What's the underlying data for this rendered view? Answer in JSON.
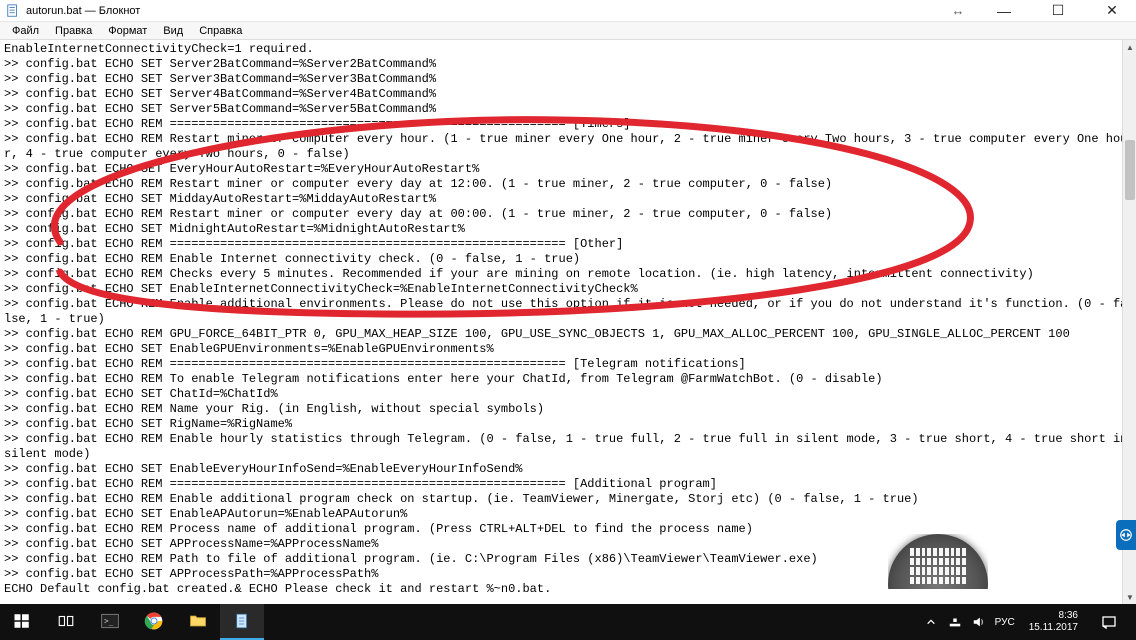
{
  "window": {
    "title": "autorun.bat — Блокнот"
  },
  "win_controls": {
    "sync": "↔",
    "minimize": "―",
    "maximize": "☐",
    "close": "✕"
  },
  "menu": {
    "file": "Файл",
    "edit": "Правка",
    "format": "Формат",
    "view": "Вид",
    "help": "Справка"
  },
  "editor_lines": [
    "EnableInternetConnectivityCheck=1 required.",
    ">> config.bat ECHO SET Server2BatCommand=%Server2BatCommand%",
    ">> config.bat ECHO SET Server3BatCommand=%Server3BatCommand%",
    ">> config.bat ECHO SET Server4BatCommand=%Server4BatCommand%",
    ">> config.bat ECHO SET Server5BatCommand=%Server5BatCommand%",
    ">> config.bat ECHO REM ======================================================= [Timers]",
    ">> config.bat ECHO REM Restart miner or computer every hour. (1 - true miner every One hour, 2 - true miner every Two hours, 3 - true computer every One hour, 4 - true computer every Two hours, 0 - false)",
    ">> config.bat ECHO SET EveryHourAutoRestart=%EveryHourAutoRestart%",
    ">> config.bat ECHO REM Restart miner or computer every day at 12:00. (1 - true miner, 2 - true computer, 0 - false)",
    ">> config.bat ECHO SET MiddayAutoRestart=%MiddayAutoRestart%",
    ">> config.bat ECHO REM Restart miner or computer every day at 00:00. (1 - true miner, 2 - true computer, 0 - false)",
    ">> config.bat ECHO SET MidnightAutoRestart=%MidnightAutoRestart%",
    ">> config.bat ECHO REM ======================================================= [Other]",
    ">> config.bat ECHO REM Enable Internet connectivity check. (0 - false, 1 - true)",
    ">> config.bat ECHO REM Checks every 5 minutes. Recommended if your are mining on remote location. (ie. high latency, intermittent connectivity)",
    ">> config.bat ECHO SET EnableInternetConnectivityCheck=%EnableInternetConnectivityCheck%",
    ">> config.bat ECHO REM Enable additional environments. Please do not use this option if it is not needed, or if you do not understand it's function. (0 - false, 1 - true)",
    ">> config.bat ECHO REM GPU_FORCE_64BIT_PTR 0, GPU_MAX_HEAP_SIZE 100, GPU_USE_SYNC_OBJECTS 1, GPU_MAX_ALLOC_PERCENT 100, GPU_SINGLE_ALLOC_PERCENT 100",
    ">> config.bat ECHO SET EnableGPUEnvironments=%EnableGPUEnvironments%",
    ">> config.bat ECHO REM ======================================================= [Telegram notifications]",
    ">> config.bat ECHO REM To enable Telegram notifications enter here your ChatId, from Telegram @FarmWatchBot. (0 - disable)",
    ">> config.bat ECHO SET ChatId=%ChatId%",
    ">> config.bat ECHO REM Name your Rig. (in English, without special symbols)",
    ">> config.bat ECHO SET RigName=%RigName%",
    ">> config.bat ECHO REM Enable hourly statistics through Telegram. (0 - false, 1 - true full, 2 - true full in silent mode, 3 - true short, 4 - true short in silent mode)",
    ">> config.bat ECHO SET EnableEveryHourInfoSend=%EnableEveryHourInfoSend%",
    ">> config.bat ECHO REM ======================================================= [Additional program]",
    ">> config.bat ECHO REM Enable additional program check on startup. (ie. TeamViewer, Minergate, Storj etc) (0 - false, 1 - true)",
    ">> config.bat ECHO SET EnableAPAutorun=%EnableAPAutorun%",
    ">> config.bat ECHO REM Process name of additional program. (Press CTRL+ALT+DEL to find the process name)",
    ">> config.bat ECHO SET APProcessName=%APProcessName%",
    ">> config.bat ECHO REM Path to file of additional program. (ie. C:\\Program Files (x86)\\TeamViewer\\TeamViewer.exe)",
    ">> config.bat ECHO SET APProcessPath=%APProcessPath%",
    "ECHO Default config.bat created.& ECHO Please check it and restart %~n0.bat."
  ],
  "tray": {
    "lang": "РУС",
    "time": "8:36",
    "date": "15.11.2017"
  },
  "annotation_color": "#e0262e"
}
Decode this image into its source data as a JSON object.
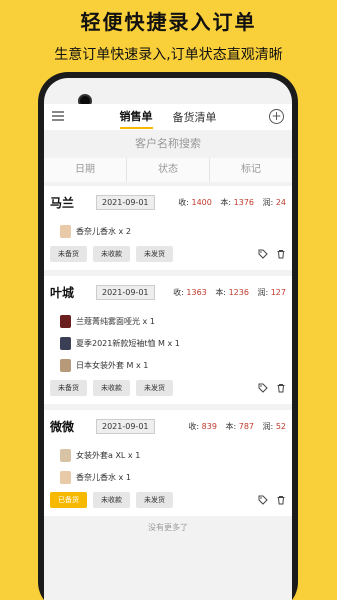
{
  "promo": {
    "title": "轻便快捷录入订单",
    "subtitle": "生意订单快速录入,订单状态直观清晰"
  },
  "header": {
    "tabs": [
      {
        "label": "销售单",
        "active": true
      },
      {
        "label": "备货清单",
        "active": false
      }
    ]
  },
  "search": {
    "placeholder": "客户名称搜索"
  },
  "filters": [
    "日期",
    "状态",
    "标记"
  ],
  "stats_labels": {
    "income": "收:",
    "cost": "本:",
    "profit": "润:"
  },
  "orders": [
    {
      "name": "马兰",
      "date": "2021-09-01",
      "income": "1400",
      "cost": "1376",
      "profit": "24",
      "items": [
        {
          "text": "香奈儿香水 x 2",
          "color": "#e8c9a8"
        }
      ],
      "buttons": [
        {
          "label": "未备货",
          "active": false
        },
        {
          "label": "未收款",
          "active": false
        },
        {
          "label": "未发货",
          "active": false
        }
      ]
    },
    {
      "name": "叶城",
      "date": "2021-09-01",
      "income": "1363",
      "cost": "1236",
      "profit": "127",
      "items": [
        {
          "text": "兰蔻菁纯雾面哑光 x 1",
          "color": "#6b1e1e"
        },
        {
          "text": "夏季2021新款短袖t恤 M x 1",
          "color": "#3a3f55"
        },
        {
          "text": "日本女装外套 M x 1",
          "color": "#b79a7a"
        }
      ],
      "buttons": [
        {
          "label": "未备货",
          "active": false
        },
        {
          "label": "未收款",
          "active": false
        },
        {
          "label": "未发货",
          "active": false
        }
      ]
    },
    {
      "name": "微微",
      "date": "2021-09-01",
      "income": "839",
      "cost": "787",
      "profit": "52",
      "items": [
        {
          "text": "女装外套a XL x 1",
          "color": "#d8c3a5"
        },
        {
          "text": "香奈儿香水 x 1",
          "color": "#e8c9a8"
        }
      ],
      "buttons": [
        {
          "label": "已备货",
          "active": true
        },
        {
          "label": "未收款",
          "active": false
        },
        {
          "label": "未发货",
          "active": false
        }
      ]
    }
  ],
  "footer_text": "没有更多了",
  "colors": {
    "accent": "#f6b900",
    "background": "#f9cf3a",
    "number": "#c0392b"
  }
}
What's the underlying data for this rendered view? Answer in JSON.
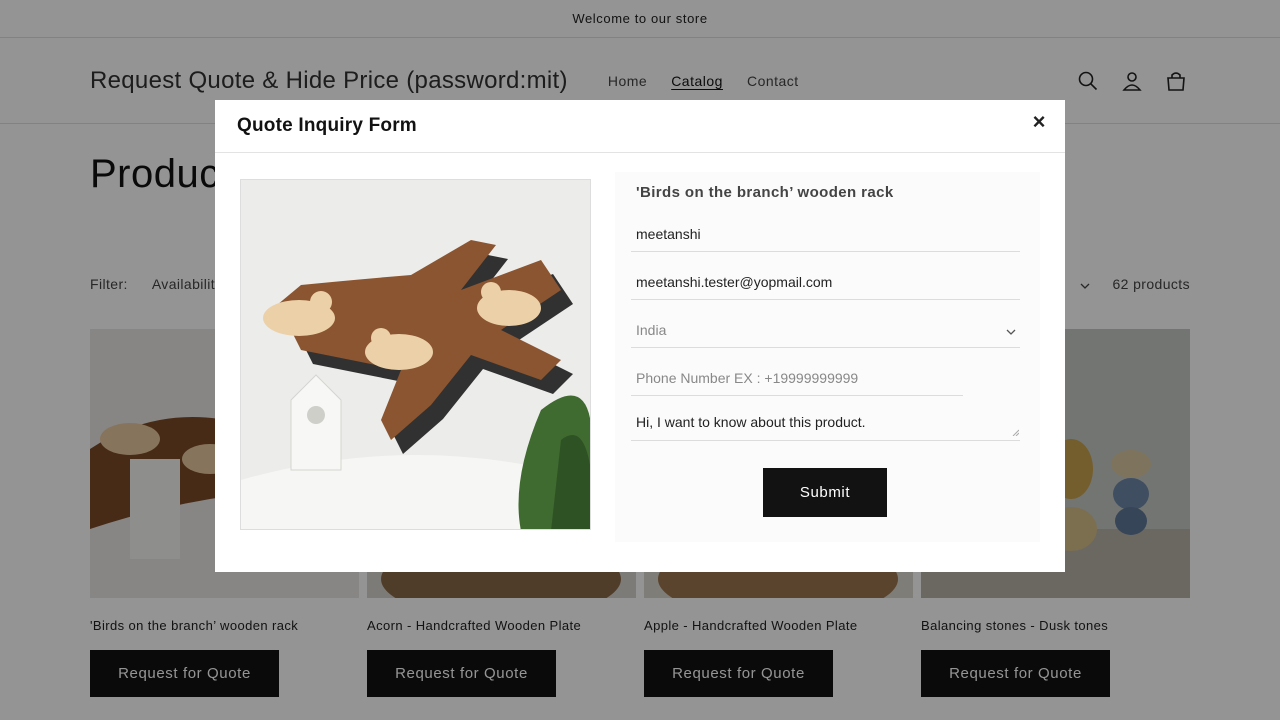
{
  "announcement": "Welcome to our store",
  "header": {
    "store_name": "Request Quote & Hide Price (password:mit)",
    "nav": [
      "Home",
      "Catalog",
      "Contact"
    ],
    "active_nav": "Catalog",
    "icons": [
      "search-icon",
      "account-icon",
      "cart-icon"
    ]
  },
  "page": {
    "title": "Products",
    "filter_label": "Filter:",
    "filter_availability": "Availability",
    "product_count": "62 products"
  },
  "products": [
    {
      "title": "'Birds on the branch’ wooden rack",
      "button": "Request for Quote"
    },
    {
      "title": "Acorn - Handcrafted Wooden Plate",
      "button": "Request for Quote"
    },
    {
      "title": "Apple - Handcrafted Wooden Plate",
      "button": "Request for Quote"
    },
    {
      "title": "Balancing stones - Dusk tones",
      "button": "Request for Quote"
    }
  ],
  "modal": {
    "title": "Quote Inquiry Form",
    "close": "×",
    "product_name": "'Birds on the branch’ wooden rack",
    "name_value": "meetanshi",
    "email_value": "meetanshi.tester@yopmail.com",
    "country_value": "India",
    "phone_placeholder": "Phone Number EX : +19999999999",
    "message_value": "Hi, I want to know about this product.",
    "submit_label": "Submit"
  },
  "colors": {
    "button_bg": "#121212",
    "overlay": "rgba(0,0,0,0.42)"
  }
}
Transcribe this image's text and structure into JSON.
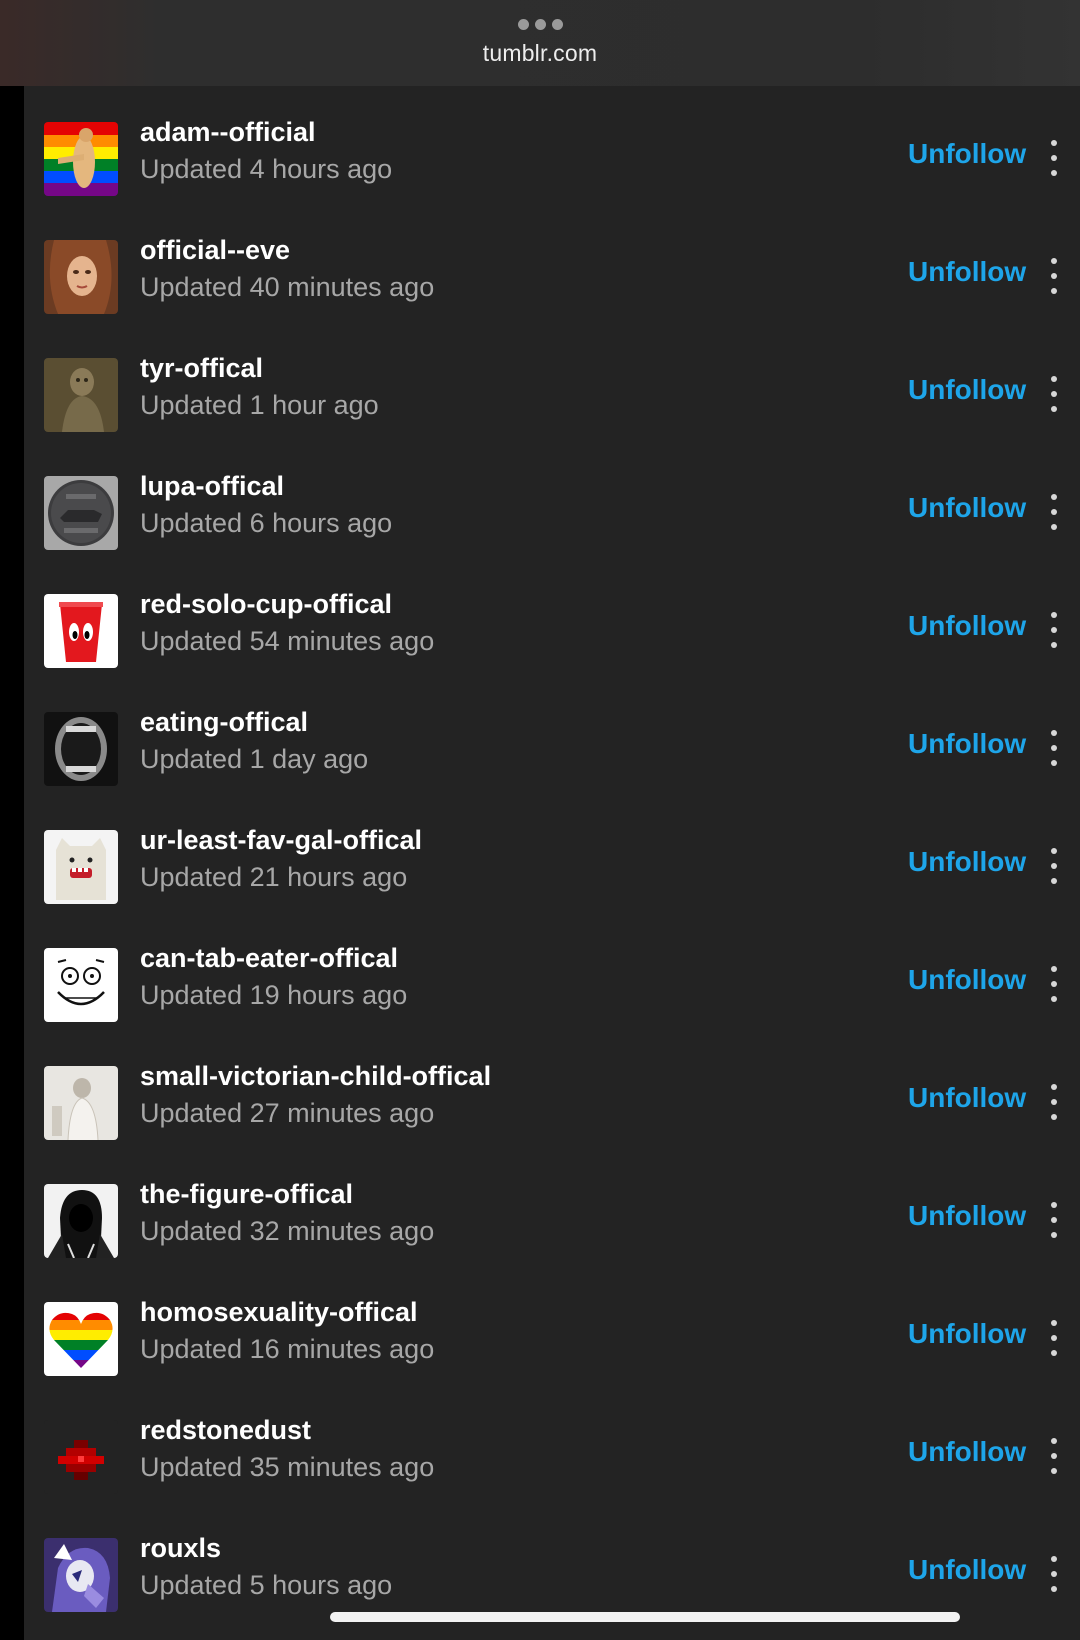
{
  "browser": {
    "url": "tumblr.com"
  },
  "colors": {
    "accent": "#1ea5e9",
    "panel": "#232323",
    "text_primary": "#ffffff",
    "text_secondary": "#a7a7a7"
  },
  "following": [
    {
      "name": "adam--official",
      "updated": "Updated 4 hours ago",
      "action": "Unfollow",
      "avatar": "rainbow-flag-adam"
    },
    {
      "name": "official--eve",
      "updated": "Updated 40 minutes ago",
      "action": "Unfollow",
      "avatar": "painted-woman"
    },
    {
      "name": "tyr-offical",
      "updated": "Updated 1 hour ago",
      "action": "Unfollow",
      "avatar": "stone-statue"
    },
    {
      "name": "lupa-offical",
      "updated": "Updated 6 hours ago",
      "action": "Unfollow",
      "avatar": "roman-coin-wolf"
    },
    {
      "name": "red-solo-cup-offical",
      "updated": "Updated 54 minutes ago",
      "action": "Unfollow",
      "avatar": "red-cup-eyes"
    },
    {
      "name": "eating-offical",
      "updated": "Updated 1 day ago",
      "action": "Unfollow",
      "avatar": "open-mouth"
    },
    {
      "name": "ur-least-fav-gal-offical",
      "updated": "Updated 21 hours ago",
      "action": "Unfollow",
      "avatar": "plush-monster"
    },
    {
      "name": "can-tab-eater-offical",
      "updated": "Updated 19 hours ago",
      "action": "Unfollow",
      "avatar": "grinning-face-sketch"
    },
    {
      "name": "small-victorian-child-offical",
      "updated": "Updated 27 minutes ago",
      "action": "Unfollow",
      "avatar": "victorian-child-photo"
    },
    {
      "name": "the-figure-offical",
      "updated": "Updated 32 minutes ago",
      "action": "Unfollow",
      "avatar": "hooded-figure"
    },
    {
      "name": "homosexuality-offical",
      "updated": "Updated 16 minutes ago",
      "action": "Unfollow",
      "avatar": "rainbow-heart"
    },
    {
      "name": "redstonedust",
      "updated": "Updated 35 minutes ago",
      "action": "Unfollow",
      "avatar": "redstone-dust"
    },
    {
      "name": "rouxls",
      "updated": "Updated 5 hours ago",
      "action": "Unfollow",
      "avatar": "purple-character"
    }
  ]
}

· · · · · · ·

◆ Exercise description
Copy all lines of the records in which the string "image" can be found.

◆ Answer section
Decode this image into its source data as a JSON object.
Transcribe this image's text and structure into JSON.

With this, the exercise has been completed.